As you can see, demand in China, India and other emerging markets soars, but there is also quite considerable growth from advanced economies too. The big picture is that with an additional one billion cars on the road, demand for oil would grow 110pc to more than 190 million barrels per day. Total demand for energy would rise by a similar order of magnitude, doubling the Read more…
The U.S. Treasury market could feel financial aftershocks from Japan’s tragic U.S. Treasury. Offloading some of the Asian giant’s $1 trillion of foreign reserves could raise cash to help rebuild after Friday’s disaster. Meanwhile, the Federal Reserve is due to end its Treasury bond-buying program in June. If Japan, the second-biggest foreign holder, starts selling that’s another support gone — with the potential to make borrowing more expensive for the U.S. government.
It’s too early to estimate the cost the Japanese government and private sectors will have to shoulder for reconstruction efforts. But bond investors can’t any longer take for granted that Japan will leave its ample reserves intact as it has, broadly speaking, for the past several years. For the government, cashing in could be more palatable than yet more borrowing. Japan’s debt already amounted to more than 200 percent of Read more…
Billionaire investor George Soros has once again cited China’s dictatorship as the model for the rest of the world in a speech at an elite gathering in Europe.
Soros told the exclusive Travellers Club, that “China’s model of state capitalism, in which the interests of the individual are subordinated to those of the government, poses a danger if its example becomes“the envy of the world.”

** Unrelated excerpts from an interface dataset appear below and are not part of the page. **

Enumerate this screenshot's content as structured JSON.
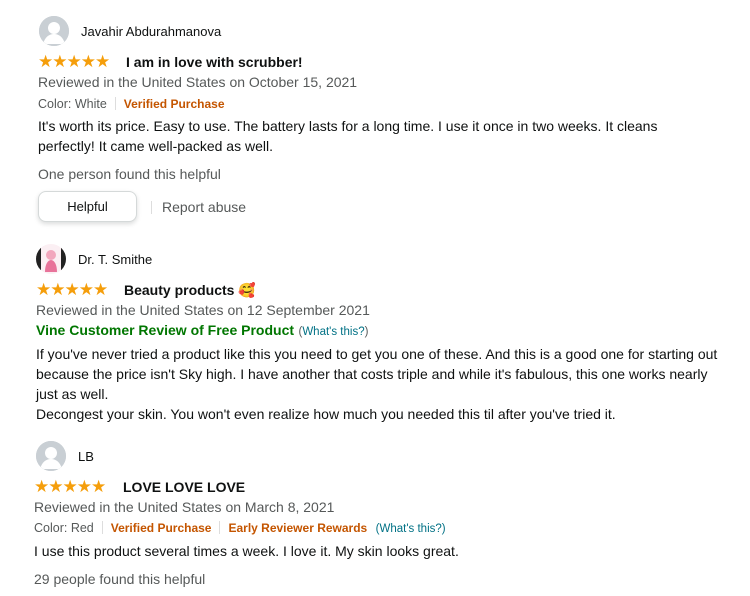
{
  "colors": {
    "star": "#f59e0b",
    "verified": "#c45500",
    "vine": "#007600",
    "link": "#007185"
  },
  "reviews": [
    {
      "reviewer": "Javahir Abdurahmanova",
      "stars": "★★★★★",
      "title": "I am in love with scrubber!",
      "date": "Reviewed in the United States on October 15, 2021",
      "color_label": "Color: White",
      "verified": "Verified Purchase",
      "body": "It's worth its price. Easy to use. The battery lasts for a long time. I use it once in two weeks. It cleans perfectly! It came well-packed as well.",
      "helpful_text": "One person found this helpful",
      "helpful_button": "Helpful",
      "report": "Report abuse"
    },
    {
      "reviewer": "Dr. T. Smithe",
      "stars": "★★★★★",
      "title": "Beauty products",
      "title_emoji": "🥰",
      "date": "Reviewed in the United States on 12 September 2021",
      "vine_label": "Vine Customer Review of Free Product",
      "vine_open": "(",
      "whats_this": "What's this?",
      "vine_close": ")",
      "body_p1": "If you've never tried a product like this you need to get you one of these. And this is a good one for starting out because the price isn't Sky high. I have another that costs triple and while it's fabulous, this one works nearly just as well.",
      "body_p2": "Decongest your skin. You won't even realize how much you needed this til after you've tried it."
    },
    {
      "reviewer": "LB",
      "stars": "★★★★★",
      "title": "LOVE LOVE LOVE",
      "date": "Reviewed in the United States on March 8, 2021",
      "color_label": "Color: Red",
      "verified": "Verified Purchase",
      "early": "Early Reviewer Rewards",
      "whats_this": "(What's this?)",
      "body": "I use this product several times a week. I love it. My skin looks great.",
      "helpful_text": "29 people found this helpful"
    }
  ]
}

“Perfect order and global governance are not realistic expectations.” Read more…